Information:
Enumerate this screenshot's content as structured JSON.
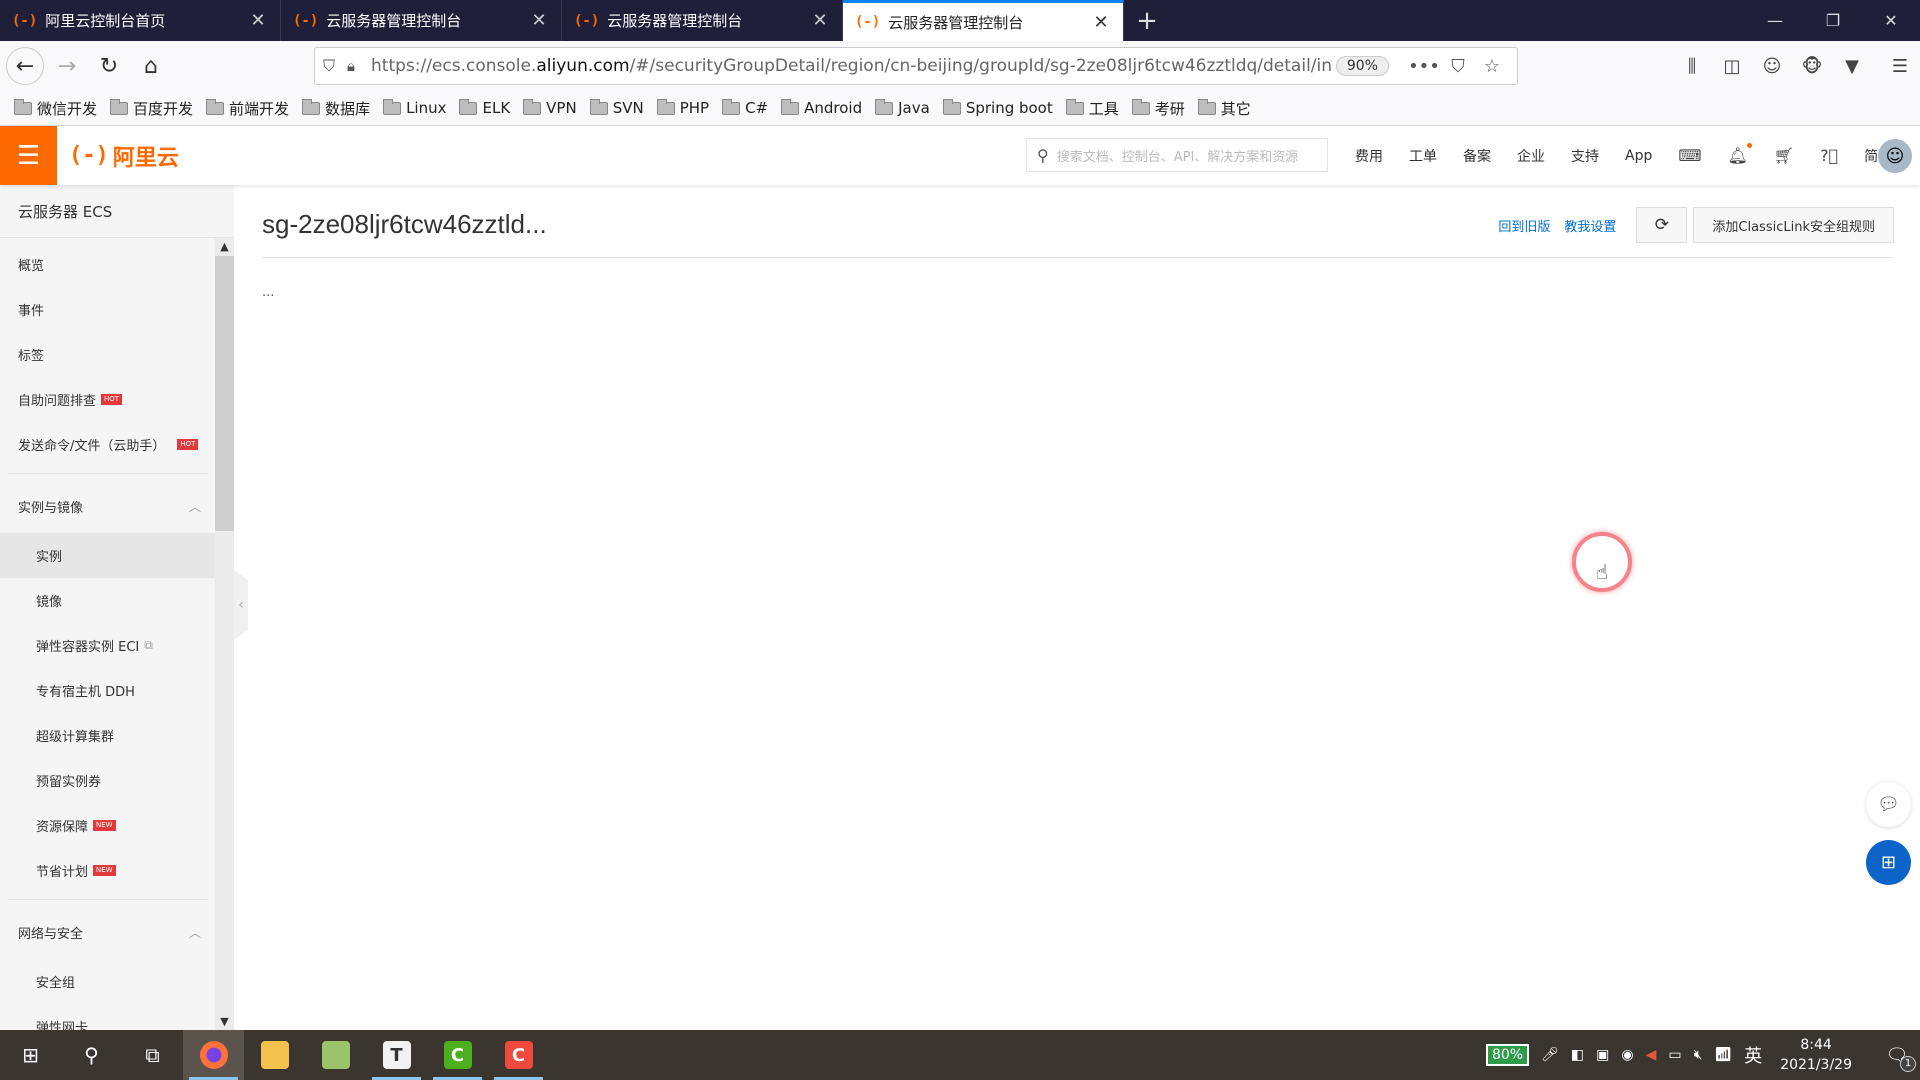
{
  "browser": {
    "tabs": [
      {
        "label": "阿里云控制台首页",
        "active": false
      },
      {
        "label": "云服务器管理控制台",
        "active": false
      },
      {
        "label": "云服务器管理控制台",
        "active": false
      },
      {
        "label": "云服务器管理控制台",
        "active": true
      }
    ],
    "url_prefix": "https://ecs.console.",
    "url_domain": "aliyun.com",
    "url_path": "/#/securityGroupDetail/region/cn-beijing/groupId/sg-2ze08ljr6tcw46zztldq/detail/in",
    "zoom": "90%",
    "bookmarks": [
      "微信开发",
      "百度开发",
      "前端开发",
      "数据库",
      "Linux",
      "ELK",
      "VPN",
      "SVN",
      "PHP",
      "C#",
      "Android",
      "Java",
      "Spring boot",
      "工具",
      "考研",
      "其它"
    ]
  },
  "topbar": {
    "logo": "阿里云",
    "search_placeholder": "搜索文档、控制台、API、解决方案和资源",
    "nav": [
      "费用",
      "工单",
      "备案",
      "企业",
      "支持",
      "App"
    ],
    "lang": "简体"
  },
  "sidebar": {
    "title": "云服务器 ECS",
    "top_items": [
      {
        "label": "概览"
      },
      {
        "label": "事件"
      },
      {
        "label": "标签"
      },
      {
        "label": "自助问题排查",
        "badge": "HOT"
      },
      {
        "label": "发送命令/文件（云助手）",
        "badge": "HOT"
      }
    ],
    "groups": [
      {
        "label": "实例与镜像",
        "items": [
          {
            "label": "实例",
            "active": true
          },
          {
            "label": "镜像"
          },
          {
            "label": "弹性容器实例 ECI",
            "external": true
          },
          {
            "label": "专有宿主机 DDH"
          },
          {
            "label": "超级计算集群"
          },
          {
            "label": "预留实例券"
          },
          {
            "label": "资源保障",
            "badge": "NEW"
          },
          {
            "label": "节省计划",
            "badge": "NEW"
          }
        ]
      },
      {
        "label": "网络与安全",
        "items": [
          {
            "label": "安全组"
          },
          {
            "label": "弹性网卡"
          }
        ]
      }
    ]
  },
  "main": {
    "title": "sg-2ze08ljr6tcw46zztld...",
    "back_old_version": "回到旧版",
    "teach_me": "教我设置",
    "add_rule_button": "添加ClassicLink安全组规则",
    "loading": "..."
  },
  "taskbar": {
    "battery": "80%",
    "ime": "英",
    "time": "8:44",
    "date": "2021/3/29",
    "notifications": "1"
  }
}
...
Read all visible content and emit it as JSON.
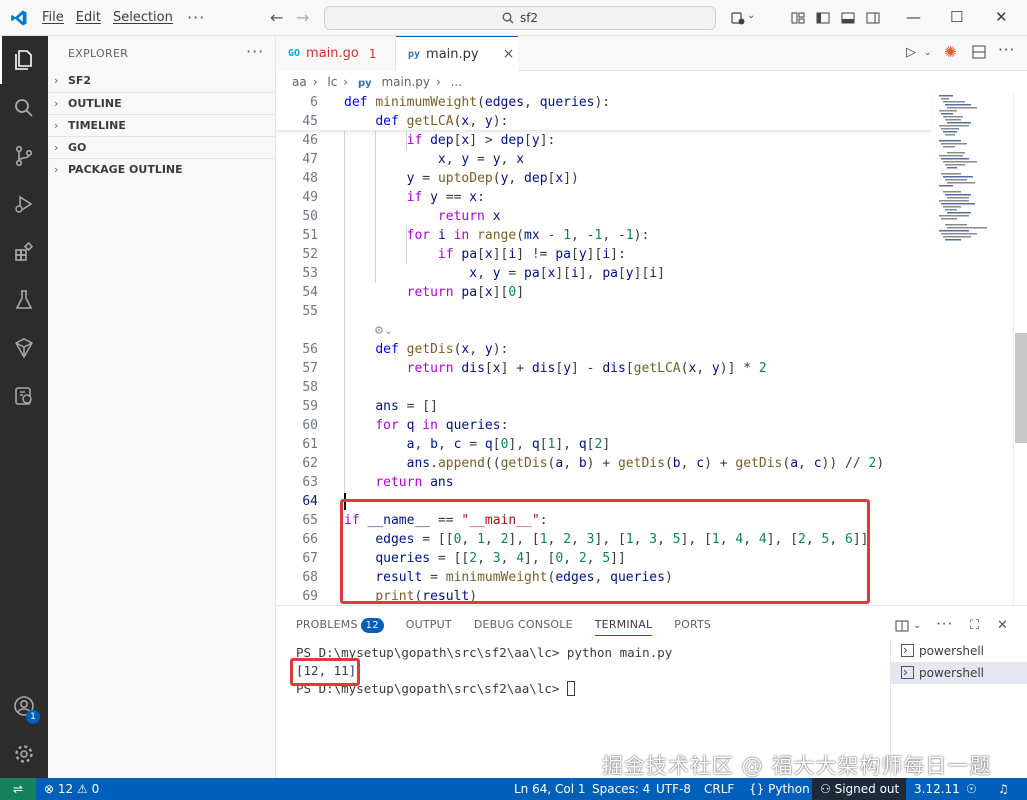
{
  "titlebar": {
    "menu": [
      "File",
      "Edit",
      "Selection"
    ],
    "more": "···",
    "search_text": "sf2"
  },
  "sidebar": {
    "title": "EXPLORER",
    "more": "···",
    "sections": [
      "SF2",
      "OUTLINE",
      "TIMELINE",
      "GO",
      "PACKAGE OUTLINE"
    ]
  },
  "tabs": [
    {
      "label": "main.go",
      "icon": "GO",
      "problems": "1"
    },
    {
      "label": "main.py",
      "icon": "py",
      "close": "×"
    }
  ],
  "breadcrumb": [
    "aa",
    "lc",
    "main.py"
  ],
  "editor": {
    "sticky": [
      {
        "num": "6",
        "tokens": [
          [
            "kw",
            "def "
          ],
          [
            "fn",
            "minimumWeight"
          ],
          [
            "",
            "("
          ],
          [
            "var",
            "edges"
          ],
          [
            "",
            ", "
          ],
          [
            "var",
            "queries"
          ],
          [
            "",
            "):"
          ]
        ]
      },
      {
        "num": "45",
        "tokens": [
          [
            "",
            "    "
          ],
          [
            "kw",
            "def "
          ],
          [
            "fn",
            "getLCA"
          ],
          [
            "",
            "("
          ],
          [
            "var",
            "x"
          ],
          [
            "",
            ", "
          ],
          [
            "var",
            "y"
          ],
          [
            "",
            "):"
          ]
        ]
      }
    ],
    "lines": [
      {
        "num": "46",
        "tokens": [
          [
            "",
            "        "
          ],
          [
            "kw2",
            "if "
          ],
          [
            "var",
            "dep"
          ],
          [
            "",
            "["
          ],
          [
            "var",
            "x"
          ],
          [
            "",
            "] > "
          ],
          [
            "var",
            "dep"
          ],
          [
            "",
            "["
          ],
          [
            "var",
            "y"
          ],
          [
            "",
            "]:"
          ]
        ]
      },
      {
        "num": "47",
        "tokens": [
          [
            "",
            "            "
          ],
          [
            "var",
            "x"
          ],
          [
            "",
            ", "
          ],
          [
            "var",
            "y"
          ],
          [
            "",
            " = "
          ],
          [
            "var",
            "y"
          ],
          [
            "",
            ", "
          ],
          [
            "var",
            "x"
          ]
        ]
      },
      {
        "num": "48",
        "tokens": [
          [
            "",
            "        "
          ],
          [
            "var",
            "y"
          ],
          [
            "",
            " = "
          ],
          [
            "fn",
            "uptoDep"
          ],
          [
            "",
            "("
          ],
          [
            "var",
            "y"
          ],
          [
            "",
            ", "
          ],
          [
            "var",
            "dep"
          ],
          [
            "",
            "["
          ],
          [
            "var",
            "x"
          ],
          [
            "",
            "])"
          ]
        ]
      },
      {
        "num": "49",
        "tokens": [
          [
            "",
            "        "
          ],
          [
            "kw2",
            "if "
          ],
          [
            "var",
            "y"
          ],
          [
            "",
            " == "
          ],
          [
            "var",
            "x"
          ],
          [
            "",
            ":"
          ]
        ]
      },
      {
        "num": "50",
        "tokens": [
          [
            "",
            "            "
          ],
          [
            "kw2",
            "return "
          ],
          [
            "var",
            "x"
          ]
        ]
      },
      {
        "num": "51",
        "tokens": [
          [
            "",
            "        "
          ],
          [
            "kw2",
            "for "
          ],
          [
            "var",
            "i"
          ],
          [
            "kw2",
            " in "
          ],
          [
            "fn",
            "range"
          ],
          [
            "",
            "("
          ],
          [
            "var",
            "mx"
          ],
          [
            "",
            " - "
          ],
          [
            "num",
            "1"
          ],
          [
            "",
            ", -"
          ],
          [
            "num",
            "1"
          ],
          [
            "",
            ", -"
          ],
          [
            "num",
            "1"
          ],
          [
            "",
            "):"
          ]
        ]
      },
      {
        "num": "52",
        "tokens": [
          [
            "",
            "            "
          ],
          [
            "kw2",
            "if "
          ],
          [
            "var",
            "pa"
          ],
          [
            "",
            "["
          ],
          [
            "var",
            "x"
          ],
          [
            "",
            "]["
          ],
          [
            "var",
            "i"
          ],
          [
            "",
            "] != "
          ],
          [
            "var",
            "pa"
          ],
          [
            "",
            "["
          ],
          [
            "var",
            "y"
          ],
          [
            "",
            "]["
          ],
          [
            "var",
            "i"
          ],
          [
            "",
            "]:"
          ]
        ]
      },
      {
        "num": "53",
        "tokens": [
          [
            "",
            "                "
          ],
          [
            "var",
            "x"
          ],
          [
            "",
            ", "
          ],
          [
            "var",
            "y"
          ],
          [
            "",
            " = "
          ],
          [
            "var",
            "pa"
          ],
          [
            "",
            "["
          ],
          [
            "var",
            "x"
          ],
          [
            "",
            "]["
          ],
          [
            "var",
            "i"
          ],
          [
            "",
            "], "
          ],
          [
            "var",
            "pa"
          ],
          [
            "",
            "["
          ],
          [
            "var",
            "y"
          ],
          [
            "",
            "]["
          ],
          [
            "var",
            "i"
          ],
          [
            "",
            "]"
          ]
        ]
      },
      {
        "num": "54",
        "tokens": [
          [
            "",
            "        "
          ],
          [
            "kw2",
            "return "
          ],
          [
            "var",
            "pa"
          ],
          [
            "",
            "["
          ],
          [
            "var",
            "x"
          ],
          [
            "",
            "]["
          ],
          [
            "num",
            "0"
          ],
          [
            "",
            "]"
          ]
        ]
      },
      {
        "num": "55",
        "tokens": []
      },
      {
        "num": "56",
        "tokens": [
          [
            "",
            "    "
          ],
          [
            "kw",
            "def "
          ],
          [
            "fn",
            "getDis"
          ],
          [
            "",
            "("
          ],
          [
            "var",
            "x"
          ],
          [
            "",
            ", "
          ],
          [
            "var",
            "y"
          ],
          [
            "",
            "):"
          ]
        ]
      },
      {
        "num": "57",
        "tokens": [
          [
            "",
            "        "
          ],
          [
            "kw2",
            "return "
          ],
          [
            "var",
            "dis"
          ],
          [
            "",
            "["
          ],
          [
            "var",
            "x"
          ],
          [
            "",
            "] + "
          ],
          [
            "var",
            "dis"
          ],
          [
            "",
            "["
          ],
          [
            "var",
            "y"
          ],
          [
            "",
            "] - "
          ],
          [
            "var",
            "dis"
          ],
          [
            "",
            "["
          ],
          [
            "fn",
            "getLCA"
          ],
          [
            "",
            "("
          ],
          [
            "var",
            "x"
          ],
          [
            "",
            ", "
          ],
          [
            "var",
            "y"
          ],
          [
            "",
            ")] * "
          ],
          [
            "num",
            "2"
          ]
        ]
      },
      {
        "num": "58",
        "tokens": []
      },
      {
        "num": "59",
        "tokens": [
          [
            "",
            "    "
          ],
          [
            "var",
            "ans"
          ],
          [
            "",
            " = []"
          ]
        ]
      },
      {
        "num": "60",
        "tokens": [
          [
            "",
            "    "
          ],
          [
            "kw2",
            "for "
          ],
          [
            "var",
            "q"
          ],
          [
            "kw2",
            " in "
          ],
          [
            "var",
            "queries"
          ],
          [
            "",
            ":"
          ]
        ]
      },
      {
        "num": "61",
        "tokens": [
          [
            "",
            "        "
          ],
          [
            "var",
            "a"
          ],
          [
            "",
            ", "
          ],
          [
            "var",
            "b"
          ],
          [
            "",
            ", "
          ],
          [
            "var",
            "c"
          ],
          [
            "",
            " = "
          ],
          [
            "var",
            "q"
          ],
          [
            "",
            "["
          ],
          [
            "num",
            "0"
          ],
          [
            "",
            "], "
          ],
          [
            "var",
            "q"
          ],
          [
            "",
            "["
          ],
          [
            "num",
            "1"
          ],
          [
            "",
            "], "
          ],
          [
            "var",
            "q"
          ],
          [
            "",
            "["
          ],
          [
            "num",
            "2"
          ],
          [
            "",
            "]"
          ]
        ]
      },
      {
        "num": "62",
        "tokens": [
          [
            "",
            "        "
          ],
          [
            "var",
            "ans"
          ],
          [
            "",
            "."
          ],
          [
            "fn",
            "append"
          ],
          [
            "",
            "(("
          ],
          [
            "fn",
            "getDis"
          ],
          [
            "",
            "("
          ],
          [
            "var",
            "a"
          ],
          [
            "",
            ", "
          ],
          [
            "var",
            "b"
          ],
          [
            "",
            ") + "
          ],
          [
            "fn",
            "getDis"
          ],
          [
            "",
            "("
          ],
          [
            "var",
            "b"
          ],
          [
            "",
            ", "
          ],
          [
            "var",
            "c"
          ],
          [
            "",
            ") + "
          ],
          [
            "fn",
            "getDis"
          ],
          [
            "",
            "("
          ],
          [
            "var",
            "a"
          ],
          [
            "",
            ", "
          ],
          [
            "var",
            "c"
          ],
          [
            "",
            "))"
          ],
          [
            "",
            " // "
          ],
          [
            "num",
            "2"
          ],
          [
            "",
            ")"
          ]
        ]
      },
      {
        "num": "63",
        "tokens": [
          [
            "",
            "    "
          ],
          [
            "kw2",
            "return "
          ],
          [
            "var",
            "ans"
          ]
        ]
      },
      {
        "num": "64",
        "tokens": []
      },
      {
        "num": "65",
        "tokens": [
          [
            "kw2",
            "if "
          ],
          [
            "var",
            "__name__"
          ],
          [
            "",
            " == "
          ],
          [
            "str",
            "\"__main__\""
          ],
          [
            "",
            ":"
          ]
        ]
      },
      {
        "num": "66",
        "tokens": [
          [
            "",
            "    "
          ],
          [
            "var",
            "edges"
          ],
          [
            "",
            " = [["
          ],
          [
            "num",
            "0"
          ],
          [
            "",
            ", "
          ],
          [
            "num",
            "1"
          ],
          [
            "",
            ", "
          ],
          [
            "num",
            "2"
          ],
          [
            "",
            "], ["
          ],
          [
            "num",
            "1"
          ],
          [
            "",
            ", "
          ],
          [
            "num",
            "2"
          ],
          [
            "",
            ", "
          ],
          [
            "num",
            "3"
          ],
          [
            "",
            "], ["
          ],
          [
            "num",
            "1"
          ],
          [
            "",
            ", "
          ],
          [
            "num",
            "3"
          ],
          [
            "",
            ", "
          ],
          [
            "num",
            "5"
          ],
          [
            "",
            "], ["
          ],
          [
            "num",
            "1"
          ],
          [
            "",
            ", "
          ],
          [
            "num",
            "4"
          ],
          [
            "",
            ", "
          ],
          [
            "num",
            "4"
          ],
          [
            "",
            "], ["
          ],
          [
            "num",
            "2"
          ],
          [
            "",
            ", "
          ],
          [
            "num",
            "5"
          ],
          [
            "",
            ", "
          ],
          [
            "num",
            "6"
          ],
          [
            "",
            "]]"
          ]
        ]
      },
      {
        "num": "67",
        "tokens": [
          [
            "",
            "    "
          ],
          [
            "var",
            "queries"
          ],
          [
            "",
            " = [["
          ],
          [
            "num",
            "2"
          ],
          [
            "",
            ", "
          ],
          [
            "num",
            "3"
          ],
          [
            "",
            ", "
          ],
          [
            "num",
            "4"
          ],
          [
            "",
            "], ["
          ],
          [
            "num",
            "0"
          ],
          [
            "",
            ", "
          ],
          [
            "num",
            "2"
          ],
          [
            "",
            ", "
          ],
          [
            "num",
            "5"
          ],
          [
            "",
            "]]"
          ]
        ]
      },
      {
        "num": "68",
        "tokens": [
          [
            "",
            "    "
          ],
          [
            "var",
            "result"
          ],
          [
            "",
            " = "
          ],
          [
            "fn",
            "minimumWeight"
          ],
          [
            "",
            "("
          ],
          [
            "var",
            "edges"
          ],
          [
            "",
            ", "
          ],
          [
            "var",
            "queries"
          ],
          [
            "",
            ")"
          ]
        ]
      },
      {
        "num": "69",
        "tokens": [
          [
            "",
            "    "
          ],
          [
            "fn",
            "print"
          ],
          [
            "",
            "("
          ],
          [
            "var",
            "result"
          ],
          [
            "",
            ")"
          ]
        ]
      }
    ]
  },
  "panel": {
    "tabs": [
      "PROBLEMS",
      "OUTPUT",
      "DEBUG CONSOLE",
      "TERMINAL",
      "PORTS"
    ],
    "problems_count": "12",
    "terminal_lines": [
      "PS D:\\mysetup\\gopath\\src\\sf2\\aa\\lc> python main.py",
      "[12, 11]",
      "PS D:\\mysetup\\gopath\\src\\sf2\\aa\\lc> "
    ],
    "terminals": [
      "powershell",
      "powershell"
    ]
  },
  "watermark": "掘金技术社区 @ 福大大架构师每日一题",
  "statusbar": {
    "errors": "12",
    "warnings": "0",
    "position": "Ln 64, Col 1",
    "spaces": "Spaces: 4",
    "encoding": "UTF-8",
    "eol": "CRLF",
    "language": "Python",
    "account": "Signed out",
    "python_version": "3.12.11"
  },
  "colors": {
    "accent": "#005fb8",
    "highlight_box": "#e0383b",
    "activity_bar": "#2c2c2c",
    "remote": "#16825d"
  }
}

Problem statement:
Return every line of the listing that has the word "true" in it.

Response below:
        "active": true
            "active": true
            "external": true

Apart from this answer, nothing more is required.